- “The Parrot Lady is what is known as a naayika, or heroine. She is voluptuous(of, relating to, or characterized by luxury or sensual pleasure), scantily clad(Scantily clad - wearing a minimum of clothes), posed in a manner that is a tad(to a small extent; somewhat) saucy(saucy - rude and showing no respect, or referring to sex, especially in a humorous way), and has a parrot on her back. She is just one of many erotic stone ladies that were created to adorn the Khajuraho temples,” says the Canadian daily.
The sculpture of India's Parrot Lady
NASA probe captures colour image of Pluto
- NASA’s New Horizons spacecraft has sent back its first colour image of the dwarf planet Pluto and its largest moon Charon, after more than nine years of travelling through the solar system.
- The new photo, taken on April 9 from a distance of about 115 million kilometres, is already providing insights about Pluto and Charon, as well as suggestions of the science to come when New Horizons flies by the Pluto system on July 14, NASA said.
- The image shows “tantalising glimpses of this system,” Jim Green, director of NASA’s Planetary Science Division, said. “You can immediately see a number of differences between Pluto and Charon,” he added.
- Charon is dimmer than Pluto. The contrast may be due to a difference in composition of the two bodies, or it could even be caused by a previously unseen atmosphere on Charon, Mr. Green said.
- The uncertainty should clear up this summer, when New Horizons gets history’s first good look at the two frigid, faraway objects.
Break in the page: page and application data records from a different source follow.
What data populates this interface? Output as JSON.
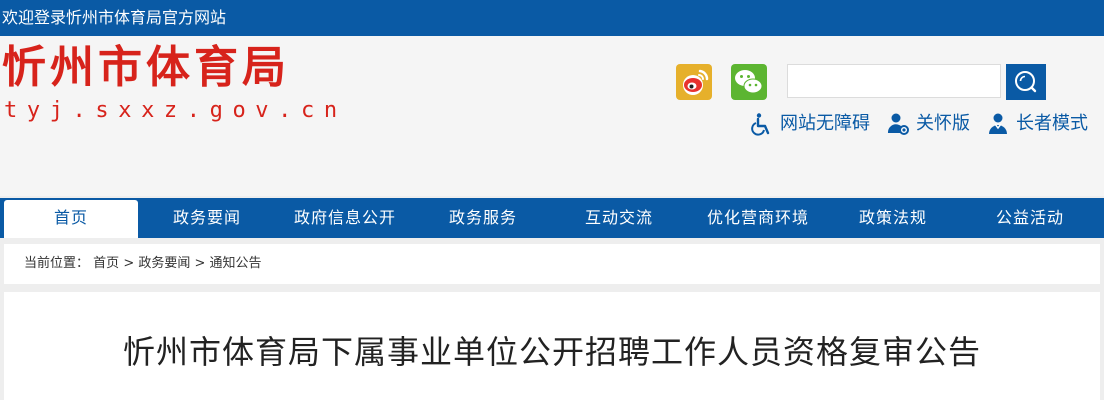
{
  "topbar": {
    "welcome": "欢迎登录忻州市体育局官方网站"
  },
  "header": {
    "logo_title": "忻州市体育局",
    "logo_url": "tyj.sxxz.gov.cn",
    "social": [
      {
        "name": "weibo-icon",
        "color": "#e6b02b"
      },
      {
        "name": "wechat-icon",
        "color": "#5cb531"
      }
    ],
    "search": {
      "placeholder": "",
      "value": ""
    },
    "accessibility": {
      "barrier_free": "网站无障碍",
      "care_version": "关怀版",
      "elder_mode": "长者模式"
    }
  },
  "nav": {
    "items": [
      {
        "label": "首页",
        "active": true
      },
      {
        "label": "政务要闻",
        "active": false
      },
      {
        "label": "政府信息公开",
        "active": false
      },
      {
        "label": "政务服务",
        "active": false
      },
      {
        "label": "互动交流",
        "active": false
      },
      {
        "label": "优化营商环境",
        "active": false
      },
      {
        "label": "政策法规",
        "active": false
      },
      {
        "label": "公益活动",
        "active": false
      }
    ]
  },
  "breadcrumb": {
    "prefix": "当前位置：",
    "items": [
      "首页",
      "政务要闻",
      "通知公告"
    ],
    "separator": " > "
  },
  "article": {
    "title": "忻州市体育局下属事业单位公开招聘工作人员资格复审公告"
  },
  "colors": {
    "brand_blue": "#0a5aa5",
    "logo_red": "#d7231b"
  }
}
- New Horizons is a NASA space probe launched to study the dwarf planet Pluto, its moons and one or two other Kuiper belt objects, depending on which are in position to be explored.
First coloured image of Pluto and its
largest moon, Charon
RBI allows differential interest rates for term deposits above Rs. 15 lakh
- The Reserve Bank of India (RBI) has allowed banks to offer differential interest rates, based on whether their term deposits are with or without a premature withdrawal facility.
- Liquidity or ease of withdrawal, touted as the biggest advantage of bank fixed deposits (FDs), might soon be restricted due to this move.
- In its sixth bi-monthly monetary policy review, in February, the central bank had decided to introduce the feature of early withdrawal facility in a term deposit as a distinguishing feature for offering differential rates of interest.
- RBI said all term deposits of individuals — held singly or jointly — of Rs.15 lakh and below should, necessarily, have premature withdrawal facility,” RBI said in a notification. “All term deposits above Rs.15 lakh, banks can offer deposits without the option of premature withdrawal as well,
- For most banks, the penalty for premature withdrawal of deposits is 0.5-1% below the contracted rate or the rate applicable for the period the deposit has remained with the bank. With withdrawal being made an option, it is possible that term deposits might become less liquid but offer higher returns.